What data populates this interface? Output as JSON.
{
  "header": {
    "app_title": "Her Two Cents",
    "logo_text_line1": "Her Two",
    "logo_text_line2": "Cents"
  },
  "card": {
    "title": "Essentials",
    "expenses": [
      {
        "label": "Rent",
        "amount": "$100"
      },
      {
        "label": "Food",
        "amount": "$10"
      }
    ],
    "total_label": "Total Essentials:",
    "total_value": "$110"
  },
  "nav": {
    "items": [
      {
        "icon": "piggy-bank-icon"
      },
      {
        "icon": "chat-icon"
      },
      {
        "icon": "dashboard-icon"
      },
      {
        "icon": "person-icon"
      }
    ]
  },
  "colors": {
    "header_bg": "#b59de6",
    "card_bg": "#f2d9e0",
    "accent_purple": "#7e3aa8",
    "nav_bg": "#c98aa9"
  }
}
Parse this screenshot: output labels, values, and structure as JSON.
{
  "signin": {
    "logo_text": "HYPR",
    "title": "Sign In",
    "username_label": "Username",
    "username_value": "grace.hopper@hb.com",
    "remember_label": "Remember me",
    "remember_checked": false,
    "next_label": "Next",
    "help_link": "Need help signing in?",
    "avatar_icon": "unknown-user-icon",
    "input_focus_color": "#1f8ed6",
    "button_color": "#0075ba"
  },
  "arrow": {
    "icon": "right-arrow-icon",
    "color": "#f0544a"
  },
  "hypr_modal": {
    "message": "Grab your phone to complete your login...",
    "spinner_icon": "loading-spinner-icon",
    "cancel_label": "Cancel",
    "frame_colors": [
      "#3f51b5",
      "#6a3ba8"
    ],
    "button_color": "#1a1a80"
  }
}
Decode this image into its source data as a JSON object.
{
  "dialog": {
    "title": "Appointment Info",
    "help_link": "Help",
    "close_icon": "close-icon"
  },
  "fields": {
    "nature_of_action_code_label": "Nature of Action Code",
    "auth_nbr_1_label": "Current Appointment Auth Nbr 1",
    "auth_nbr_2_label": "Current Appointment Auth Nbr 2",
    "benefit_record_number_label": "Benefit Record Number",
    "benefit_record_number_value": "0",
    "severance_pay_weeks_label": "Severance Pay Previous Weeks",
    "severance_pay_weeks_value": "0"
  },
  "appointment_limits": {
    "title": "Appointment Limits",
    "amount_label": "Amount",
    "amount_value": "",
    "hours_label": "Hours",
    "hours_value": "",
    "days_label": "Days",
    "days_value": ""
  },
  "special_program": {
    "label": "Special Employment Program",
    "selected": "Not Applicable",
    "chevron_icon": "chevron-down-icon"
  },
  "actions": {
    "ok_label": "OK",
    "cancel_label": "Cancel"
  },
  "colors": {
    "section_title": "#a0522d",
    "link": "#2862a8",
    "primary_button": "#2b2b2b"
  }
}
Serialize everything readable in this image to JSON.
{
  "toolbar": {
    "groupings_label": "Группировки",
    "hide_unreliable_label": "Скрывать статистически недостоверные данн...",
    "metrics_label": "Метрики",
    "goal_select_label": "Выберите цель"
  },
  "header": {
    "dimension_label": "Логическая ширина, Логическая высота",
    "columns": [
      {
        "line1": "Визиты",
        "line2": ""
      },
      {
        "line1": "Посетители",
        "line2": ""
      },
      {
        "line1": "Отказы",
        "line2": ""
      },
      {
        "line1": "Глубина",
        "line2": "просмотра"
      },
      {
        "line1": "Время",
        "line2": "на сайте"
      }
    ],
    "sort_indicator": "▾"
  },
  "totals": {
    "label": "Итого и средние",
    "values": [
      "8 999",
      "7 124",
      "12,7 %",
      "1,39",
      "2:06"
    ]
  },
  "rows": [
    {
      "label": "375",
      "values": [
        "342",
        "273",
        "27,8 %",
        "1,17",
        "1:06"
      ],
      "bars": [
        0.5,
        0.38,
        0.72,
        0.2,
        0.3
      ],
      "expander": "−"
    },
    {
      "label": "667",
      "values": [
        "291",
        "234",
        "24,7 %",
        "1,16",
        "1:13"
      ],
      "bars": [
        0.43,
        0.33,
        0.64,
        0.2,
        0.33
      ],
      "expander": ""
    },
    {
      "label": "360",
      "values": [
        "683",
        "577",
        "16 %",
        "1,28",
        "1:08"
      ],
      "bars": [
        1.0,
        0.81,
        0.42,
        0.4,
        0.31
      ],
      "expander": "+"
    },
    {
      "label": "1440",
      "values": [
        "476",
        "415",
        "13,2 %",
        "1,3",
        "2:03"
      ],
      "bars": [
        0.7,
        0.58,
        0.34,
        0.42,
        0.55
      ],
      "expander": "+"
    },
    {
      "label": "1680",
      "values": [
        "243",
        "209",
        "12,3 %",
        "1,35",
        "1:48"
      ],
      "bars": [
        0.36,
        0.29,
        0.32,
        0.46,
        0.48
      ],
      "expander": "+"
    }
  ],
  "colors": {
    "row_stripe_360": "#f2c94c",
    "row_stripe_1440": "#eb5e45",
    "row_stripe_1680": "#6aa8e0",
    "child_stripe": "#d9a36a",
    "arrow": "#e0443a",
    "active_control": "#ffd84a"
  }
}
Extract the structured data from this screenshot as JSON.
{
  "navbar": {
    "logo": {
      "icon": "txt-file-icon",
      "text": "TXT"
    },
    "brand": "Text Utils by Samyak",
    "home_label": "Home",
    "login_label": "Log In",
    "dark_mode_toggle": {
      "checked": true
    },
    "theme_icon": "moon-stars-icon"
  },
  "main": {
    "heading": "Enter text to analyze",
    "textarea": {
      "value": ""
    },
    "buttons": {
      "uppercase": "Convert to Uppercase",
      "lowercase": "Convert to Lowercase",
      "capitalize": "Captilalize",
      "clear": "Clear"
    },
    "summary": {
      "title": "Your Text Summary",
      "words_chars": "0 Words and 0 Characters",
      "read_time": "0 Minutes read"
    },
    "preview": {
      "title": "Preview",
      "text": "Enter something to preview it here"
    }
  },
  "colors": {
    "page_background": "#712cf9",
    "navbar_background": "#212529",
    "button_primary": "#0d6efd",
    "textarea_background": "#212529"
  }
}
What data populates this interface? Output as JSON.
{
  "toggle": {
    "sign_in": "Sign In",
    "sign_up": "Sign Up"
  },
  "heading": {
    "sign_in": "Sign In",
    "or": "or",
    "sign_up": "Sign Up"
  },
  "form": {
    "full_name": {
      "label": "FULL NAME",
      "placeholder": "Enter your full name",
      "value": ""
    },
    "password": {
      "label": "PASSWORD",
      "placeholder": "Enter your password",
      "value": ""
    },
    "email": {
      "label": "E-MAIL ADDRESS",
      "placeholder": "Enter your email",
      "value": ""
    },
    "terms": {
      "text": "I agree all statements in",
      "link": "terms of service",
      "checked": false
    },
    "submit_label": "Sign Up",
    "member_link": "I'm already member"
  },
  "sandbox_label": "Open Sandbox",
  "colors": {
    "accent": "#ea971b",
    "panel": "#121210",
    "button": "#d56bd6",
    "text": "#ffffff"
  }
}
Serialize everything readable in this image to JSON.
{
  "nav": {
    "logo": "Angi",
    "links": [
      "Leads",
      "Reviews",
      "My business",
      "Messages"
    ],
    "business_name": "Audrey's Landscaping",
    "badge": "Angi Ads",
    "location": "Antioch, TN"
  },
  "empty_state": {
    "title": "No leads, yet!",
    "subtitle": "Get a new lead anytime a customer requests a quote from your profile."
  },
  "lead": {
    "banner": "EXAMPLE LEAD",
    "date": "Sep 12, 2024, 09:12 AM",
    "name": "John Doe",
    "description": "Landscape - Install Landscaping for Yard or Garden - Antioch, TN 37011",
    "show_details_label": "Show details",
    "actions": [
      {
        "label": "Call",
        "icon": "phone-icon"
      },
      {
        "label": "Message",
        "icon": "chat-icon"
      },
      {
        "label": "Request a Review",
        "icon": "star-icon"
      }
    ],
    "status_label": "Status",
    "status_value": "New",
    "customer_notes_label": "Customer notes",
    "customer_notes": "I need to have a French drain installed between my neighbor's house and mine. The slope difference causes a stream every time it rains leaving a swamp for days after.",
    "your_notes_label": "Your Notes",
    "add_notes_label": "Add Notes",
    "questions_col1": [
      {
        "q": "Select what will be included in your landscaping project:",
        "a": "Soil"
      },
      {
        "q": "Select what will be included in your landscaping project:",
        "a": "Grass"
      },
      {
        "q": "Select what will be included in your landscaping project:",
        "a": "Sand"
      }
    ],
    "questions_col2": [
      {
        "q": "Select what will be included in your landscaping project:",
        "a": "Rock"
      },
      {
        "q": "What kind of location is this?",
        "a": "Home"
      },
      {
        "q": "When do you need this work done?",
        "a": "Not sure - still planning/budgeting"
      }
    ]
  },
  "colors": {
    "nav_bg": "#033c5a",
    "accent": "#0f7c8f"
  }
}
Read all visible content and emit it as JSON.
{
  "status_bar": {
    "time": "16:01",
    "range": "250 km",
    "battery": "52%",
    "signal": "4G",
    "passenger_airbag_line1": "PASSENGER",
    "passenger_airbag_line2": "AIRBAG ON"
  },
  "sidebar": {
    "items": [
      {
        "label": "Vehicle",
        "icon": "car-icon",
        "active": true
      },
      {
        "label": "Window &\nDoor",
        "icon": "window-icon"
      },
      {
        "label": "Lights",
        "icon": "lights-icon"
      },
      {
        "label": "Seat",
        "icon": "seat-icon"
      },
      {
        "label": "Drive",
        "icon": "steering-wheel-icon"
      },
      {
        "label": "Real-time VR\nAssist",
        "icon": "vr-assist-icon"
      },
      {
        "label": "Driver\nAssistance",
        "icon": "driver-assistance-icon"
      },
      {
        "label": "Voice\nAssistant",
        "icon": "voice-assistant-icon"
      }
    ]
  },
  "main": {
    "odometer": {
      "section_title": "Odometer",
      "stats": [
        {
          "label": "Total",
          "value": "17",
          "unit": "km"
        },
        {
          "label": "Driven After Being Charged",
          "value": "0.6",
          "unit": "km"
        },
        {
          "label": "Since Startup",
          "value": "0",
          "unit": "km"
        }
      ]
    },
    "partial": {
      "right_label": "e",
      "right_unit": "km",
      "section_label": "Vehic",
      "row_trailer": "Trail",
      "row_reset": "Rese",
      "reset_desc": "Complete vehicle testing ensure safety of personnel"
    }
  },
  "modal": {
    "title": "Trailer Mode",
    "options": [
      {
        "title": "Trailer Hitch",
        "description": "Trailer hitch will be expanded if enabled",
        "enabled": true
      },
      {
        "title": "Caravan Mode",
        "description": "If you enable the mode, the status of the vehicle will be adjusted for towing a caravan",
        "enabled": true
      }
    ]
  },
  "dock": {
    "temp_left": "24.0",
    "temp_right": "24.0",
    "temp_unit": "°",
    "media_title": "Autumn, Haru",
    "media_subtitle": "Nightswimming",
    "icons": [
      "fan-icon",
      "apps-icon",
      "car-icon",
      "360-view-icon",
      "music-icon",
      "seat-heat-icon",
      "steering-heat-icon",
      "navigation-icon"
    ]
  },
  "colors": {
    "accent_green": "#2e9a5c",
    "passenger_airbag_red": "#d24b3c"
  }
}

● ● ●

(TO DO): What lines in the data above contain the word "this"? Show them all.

(ANSWER BOX):
What data populates this interface? Output as JSON.
Parse this screenshot: output labels, values, and structure as JSON.
Decode this image into its source data as a JSON object.
Serialize everything readable in this image to JSON.
Extract the structured data from this screenshot as JSON.
What data populates this interface? Output as JSON.
Serialize everything readable in this image to JSON.
        "q": "What kind of location is this?",
        "q": "When do you need this work done?",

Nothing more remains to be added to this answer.